AAGT Board of Directors

As we head into another school year here in Arizona, I start to think of the unique social and emotional needs of gifted students. Whereas all students are special and their emotions certainly need to be taken into account by teachers and other school personnel, the gifted student usually has some distinctive traits that may set him or her apart. When teachers do not understand these, it can lead to unnecessary friction and misunderstanding and can often start the year on a negative note. Here is a list of some of the most common characteristics of gifted individuals.

  • Highly curious
  • Constant questioning, usually beginning early
  • Sophisticated sense of humor
  • Catches on to new ideas quickly
  • Unique way of looking at things
  • Outstanding memory
  • Idealism and sense of justice

A second important list comes from Dabrowski and his list of overexcitabilities. These characteristics can be even more challenging to deal with in a classroom.

  • A person’s heightened response to stimuli
    • Intellectual
    • Imaginational
    • Emotional
      • Complex emotions
      • Intense feelings
      • Strong emotional attachments
      • Heightened concern for the environment
      • Compassion
      • Empathy
    • Psychomotor
    • Sensual

Not only are some, if not all of these seen but many will show what I call the “more so” effect. It is as if the “emotion dial” as been turned up slightly. Making these and other characteristics more intense. It is why a classroom filled with these students can seem more energetic, passionate, and often exhausting for the teacher.

The first step for those working with gifted students is to understand these unique characteristics and the needs that come with them.

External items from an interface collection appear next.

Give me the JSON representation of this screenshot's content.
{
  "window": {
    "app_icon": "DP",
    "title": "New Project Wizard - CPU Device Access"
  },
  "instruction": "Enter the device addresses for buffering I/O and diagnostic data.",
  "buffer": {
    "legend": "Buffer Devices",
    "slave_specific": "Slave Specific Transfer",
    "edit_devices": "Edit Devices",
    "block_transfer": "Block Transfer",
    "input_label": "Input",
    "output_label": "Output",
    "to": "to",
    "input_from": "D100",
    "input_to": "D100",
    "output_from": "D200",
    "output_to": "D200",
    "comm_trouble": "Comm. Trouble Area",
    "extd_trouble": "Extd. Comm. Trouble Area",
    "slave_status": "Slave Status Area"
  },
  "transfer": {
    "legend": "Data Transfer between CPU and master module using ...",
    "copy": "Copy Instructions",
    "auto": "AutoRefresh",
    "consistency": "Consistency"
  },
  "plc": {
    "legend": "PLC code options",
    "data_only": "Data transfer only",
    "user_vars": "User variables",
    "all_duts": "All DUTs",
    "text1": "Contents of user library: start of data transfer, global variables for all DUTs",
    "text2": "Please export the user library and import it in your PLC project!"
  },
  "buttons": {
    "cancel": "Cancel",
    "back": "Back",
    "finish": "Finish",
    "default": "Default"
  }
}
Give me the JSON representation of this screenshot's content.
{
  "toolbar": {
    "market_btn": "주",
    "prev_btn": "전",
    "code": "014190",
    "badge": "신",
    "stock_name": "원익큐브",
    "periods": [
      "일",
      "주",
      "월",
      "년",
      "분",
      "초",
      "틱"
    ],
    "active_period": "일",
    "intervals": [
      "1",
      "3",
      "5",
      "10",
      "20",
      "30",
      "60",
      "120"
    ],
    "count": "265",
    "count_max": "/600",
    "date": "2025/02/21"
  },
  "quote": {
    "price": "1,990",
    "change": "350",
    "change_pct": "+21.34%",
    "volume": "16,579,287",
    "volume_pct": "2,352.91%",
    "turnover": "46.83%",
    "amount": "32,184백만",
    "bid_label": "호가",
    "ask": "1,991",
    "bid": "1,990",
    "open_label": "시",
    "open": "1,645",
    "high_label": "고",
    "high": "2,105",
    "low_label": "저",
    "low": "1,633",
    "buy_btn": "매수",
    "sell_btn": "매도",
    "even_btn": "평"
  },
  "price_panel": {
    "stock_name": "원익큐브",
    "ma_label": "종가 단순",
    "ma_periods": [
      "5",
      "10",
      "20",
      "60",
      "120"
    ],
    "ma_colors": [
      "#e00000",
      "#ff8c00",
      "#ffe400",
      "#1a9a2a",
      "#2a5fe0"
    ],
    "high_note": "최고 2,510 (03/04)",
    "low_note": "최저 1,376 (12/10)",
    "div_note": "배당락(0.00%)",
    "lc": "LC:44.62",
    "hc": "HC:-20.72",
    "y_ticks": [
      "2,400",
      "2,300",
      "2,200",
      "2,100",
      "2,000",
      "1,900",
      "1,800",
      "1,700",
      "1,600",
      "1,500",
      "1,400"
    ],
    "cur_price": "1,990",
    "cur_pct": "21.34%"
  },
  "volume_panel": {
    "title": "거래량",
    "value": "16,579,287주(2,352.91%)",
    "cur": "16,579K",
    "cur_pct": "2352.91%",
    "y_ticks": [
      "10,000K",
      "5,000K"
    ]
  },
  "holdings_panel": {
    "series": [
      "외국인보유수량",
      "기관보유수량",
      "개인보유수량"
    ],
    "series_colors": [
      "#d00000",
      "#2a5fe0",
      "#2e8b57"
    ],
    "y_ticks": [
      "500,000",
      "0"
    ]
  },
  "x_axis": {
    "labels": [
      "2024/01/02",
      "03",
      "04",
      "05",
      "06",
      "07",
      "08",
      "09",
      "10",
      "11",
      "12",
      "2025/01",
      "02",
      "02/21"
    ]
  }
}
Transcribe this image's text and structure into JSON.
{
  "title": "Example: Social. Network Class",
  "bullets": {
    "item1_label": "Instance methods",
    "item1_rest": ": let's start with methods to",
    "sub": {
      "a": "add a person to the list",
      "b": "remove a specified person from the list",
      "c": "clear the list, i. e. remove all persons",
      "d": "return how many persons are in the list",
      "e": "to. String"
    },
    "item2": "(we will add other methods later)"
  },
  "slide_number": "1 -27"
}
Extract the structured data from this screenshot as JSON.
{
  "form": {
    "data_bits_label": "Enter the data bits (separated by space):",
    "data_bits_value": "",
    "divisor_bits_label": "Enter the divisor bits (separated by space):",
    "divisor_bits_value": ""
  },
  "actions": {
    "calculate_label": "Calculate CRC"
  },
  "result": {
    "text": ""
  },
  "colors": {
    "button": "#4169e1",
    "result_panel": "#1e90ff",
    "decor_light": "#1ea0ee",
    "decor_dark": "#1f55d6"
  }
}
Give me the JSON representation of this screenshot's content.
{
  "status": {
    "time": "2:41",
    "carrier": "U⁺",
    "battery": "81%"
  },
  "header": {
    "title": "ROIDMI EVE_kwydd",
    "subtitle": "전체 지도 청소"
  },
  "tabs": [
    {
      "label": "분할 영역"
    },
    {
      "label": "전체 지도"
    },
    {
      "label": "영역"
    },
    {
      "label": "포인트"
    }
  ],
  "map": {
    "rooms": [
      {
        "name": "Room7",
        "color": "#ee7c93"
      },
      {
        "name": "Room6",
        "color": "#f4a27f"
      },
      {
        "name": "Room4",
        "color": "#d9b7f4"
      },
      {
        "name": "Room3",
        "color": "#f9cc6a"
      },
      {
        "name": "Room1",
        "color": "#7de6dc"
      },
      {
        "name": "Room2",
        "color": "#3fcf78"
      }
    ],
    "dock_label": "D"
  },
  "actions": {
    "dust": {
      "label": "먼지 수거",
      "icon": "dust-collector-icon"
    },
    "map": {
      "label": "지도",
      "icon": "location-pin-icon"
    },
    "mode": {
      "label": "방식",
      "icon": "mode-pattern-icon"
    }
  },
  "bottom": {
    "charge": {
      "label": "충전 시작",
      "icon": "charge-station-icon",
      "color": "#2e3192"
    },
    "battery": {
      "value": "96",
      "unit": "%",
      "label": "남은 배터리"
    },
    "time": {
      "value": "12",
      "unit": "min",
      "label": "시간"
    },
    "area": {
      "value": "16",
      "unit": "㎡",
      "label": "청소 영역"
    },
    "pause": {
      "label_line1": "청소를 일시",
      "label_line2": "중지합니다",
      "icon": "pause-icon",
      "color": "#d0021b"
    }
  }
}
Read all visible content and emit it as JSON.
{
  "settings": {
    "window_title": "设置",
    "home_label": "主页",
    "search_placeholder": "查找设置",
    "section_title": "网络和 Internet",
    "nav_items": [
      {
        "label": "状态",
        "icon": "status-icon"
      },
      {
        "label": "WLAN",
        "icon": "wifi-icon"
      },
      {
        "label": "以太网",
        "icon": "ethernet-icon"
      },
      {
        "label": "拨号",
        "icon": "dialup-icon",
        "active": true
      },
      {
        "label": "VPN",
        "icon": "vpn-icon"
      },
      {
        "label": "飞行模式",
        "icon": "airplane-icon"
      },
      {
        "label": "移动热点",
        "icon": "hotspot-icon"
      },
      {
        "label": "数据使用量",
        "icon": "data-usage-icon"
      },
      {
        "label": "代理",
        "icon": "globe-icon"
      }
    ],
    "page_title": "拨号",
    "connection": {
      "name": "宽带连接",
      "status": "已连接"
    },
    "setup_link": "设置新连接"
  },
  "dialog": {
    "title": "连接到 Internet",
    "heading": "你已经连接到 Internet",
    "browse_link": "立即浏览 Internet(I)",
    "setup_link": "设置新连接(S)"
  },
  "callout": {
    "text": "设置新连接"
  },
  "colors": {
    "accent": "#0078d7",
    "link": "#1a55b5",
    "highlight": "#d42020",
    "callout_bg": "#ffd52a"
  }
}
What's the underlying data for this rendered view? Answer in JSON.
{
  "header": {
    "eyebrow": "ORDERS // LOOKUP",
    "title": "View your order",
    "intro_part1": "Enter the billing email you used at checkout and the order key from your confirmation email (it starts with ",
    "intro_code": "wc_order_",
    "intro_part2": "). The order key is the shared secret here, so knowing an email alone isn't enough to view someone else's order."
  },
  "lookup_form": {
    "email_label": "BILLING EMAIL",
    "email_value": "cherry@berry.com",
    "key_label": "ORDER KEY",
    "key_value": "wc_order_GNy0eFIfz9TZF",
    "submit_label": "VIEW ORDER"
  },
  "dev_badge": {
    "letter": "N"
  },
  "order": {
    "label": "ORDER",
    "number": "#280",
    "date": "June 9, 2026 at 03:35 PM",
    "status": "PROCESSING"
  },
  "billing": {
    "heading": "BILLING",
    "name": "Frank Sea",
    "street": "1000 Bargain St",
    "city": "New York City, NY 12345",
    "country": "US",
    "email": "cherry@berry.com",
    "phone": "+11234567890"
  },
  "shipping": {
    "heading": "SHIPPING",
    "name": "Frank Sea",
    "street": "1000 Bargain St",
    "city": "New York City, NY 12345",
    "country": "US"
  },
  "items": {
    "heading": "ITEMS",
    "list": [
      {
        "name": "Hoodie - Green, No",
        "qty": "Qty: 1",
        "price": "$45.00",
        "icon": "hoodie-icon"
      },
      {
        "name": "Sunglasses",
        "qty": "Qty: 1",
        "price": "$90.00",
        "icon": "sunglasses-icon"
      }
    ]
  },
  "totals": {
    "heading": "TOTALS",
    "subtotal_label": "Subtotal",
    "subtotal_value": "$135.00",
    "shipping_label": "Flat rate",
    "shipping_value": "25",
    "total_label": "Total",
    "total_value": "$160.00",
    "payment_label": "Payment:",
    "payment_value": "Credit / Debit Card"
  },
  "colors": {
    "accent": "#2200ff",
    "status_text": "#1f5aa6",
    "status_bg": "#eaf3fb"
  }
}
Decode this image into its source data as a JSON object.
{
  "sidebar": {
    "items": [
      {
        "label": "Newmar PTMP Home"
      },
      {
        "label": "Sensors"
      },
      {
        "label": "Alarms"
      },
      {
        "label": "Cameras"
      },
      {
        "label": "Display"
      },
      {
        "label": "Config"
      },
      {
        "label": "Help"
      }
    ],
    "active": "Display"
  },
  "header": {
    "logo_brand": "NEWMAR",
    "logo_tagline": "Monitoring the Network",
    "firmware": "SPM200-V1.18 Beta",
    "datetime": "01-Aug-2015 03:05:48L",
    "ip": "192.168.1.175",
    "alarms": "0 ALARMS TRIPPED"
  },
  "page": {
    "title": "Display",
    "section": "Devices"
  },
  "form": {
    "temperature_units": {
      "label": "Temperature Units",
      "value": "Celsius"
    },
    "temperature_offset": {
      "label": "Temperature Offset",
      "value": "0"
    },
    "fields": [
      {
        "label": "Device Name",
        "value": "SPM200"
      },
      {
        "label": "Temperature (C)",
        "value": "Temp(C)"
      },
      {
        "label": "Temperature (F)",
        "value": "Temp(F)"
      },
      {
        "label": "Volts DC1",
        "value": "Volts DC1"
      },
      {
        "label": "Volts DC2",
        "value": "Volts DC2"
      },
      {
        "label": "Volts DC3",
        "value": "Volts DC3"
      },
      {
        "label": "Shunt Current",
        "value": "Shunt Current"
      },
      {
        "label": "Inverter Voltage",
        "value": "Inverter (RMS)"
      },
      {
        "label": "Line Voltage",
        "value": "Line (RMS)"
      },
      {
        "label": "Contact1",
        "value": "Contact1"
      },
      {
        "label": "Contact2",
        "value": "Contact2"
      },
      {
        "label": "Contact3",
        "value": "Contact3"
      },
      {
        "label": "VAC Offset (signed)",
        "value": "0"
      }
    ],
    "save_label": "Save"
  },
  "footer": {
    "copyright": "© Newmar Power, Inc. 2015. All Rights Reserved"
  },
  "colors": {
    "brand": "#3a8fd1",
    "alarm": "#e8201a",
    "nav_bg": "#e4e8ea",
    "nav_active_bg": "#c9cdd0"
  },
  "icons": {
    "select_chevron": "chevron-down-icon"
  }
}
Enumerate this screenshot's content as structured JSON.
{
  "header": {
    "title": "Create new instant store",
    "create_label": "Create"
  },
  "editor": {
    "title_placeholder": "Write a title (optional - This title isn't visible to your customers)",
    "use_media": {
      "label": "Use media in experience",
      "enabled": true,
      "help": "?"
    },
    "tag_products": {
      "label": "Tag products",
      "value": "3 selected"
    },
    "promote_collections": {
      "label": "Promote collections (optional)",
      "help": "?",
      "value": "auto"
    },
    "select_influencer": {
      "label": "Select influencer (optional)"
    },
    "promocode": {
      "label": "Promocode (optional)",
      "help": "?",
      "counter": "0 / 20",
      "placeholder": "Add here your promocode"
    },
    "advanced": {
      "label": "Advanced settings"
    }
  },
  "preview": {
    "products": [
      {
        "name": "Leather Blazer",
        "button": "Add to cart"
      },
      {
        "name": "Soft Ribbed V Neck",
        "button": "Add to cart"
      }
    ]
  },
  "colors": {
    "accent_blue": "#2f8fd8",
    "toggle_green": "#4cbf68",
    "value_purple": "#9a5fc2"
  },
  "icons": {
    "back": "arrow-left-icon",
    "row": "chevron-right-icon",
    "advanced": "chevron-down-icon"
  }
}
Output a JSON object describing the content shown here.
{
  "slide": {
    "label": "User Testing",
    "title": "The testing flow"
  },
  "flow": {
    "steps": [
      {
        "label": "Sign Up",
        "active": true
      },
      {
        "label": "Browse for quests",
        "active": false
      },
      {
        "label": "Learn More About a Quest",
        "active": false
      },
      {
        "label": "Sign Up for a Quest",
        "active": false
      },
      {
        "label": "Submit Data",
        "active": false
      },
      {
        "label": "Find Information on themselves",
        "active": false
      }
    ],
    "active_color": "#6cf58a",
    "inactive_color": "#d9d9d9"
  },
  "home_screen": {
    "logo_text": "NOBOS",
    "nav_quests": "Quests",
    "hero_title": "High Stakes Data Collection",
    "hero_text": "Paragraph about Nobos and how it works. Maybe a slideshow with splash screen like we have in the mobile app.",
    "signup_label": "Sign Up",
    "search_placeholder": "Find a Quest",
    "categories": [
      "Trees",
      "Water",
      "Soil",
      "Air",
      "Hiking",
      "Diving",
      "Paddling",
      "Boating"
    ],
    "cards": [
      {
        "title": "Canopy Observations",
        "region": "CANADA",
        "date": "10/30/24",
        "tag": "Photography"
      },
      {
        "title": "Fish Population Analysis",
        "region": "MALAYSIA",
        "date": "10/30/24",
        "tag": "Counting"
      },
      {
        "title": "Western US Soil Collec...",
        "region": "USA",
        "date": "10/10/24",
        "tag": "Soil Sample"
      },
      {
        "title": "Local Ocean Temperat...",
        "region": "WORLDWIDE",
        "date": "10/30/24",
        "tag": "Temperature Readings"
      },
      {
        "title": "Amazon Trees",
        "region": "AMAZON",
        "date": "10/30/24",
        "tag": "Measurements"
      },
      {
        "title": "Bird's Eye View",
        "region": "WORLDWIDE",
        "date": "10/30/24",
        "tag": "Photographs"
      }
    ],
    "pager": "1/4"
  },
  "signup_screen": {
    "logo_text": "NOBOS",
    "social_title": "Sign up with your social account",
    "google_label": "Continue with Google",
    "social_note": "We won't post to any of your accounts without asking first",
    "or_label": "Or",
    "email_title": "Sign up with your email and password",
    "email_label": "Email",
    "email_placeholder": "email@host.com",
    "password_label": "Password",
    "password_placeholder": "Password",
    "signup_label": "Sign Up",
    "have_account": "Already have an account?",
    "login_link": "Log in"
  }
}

When a child is feeling overwhelmed because things don’t seem “fair” in the classroom or on the playground, or is asking endless questions about a subject being studied, the adults around him/her must understand that he/she is not trying to be annoying or obstinate, but that is how he/she is “wired”. Strategies and systems need to be put in place in the classroom to deal with these strong emotions. Possibly, a box or log to write the feeling down so that it can be looked at later or a time set aside when everyone can vent what is on his/her mind. Two things need to be kept in mind in order to maintain control of the learning environment. First, although issues should be addressed at some point, it is not always at the exact moment the child wants it. Teachers (and parents) must remember that they are the adult and therefore in charge of the situation. When and how the strategy is used depends on the age of the child. As long as the child understands that his/her needs are important, learning to table them until a later time is a good skill to have. This brings us to the second point, children with these emotional needs must be taught coping skills. As much as these traits are a part of them, these individuals need to be able to live in the “real world” and handle themselves appropriately. When a child feels the need to question everything, it can be seen as challenging authority in many situations. That child could keep a log and write down the questions, then at the end of the day, select two to ask the teacher privately, teaching him/her that there is a time and place to voice ones’ opinions. A heightened concern for a specific issue in the world can be turned into a special project that the student, small group, or entire class can work on. This would show students that they can make a difference, no matter how young.

When a teacher is aware of these unique gifts of their students, along with their heightened intellectual capabilities, he/she can create a learning environment that enriches all areas of the students’ lives.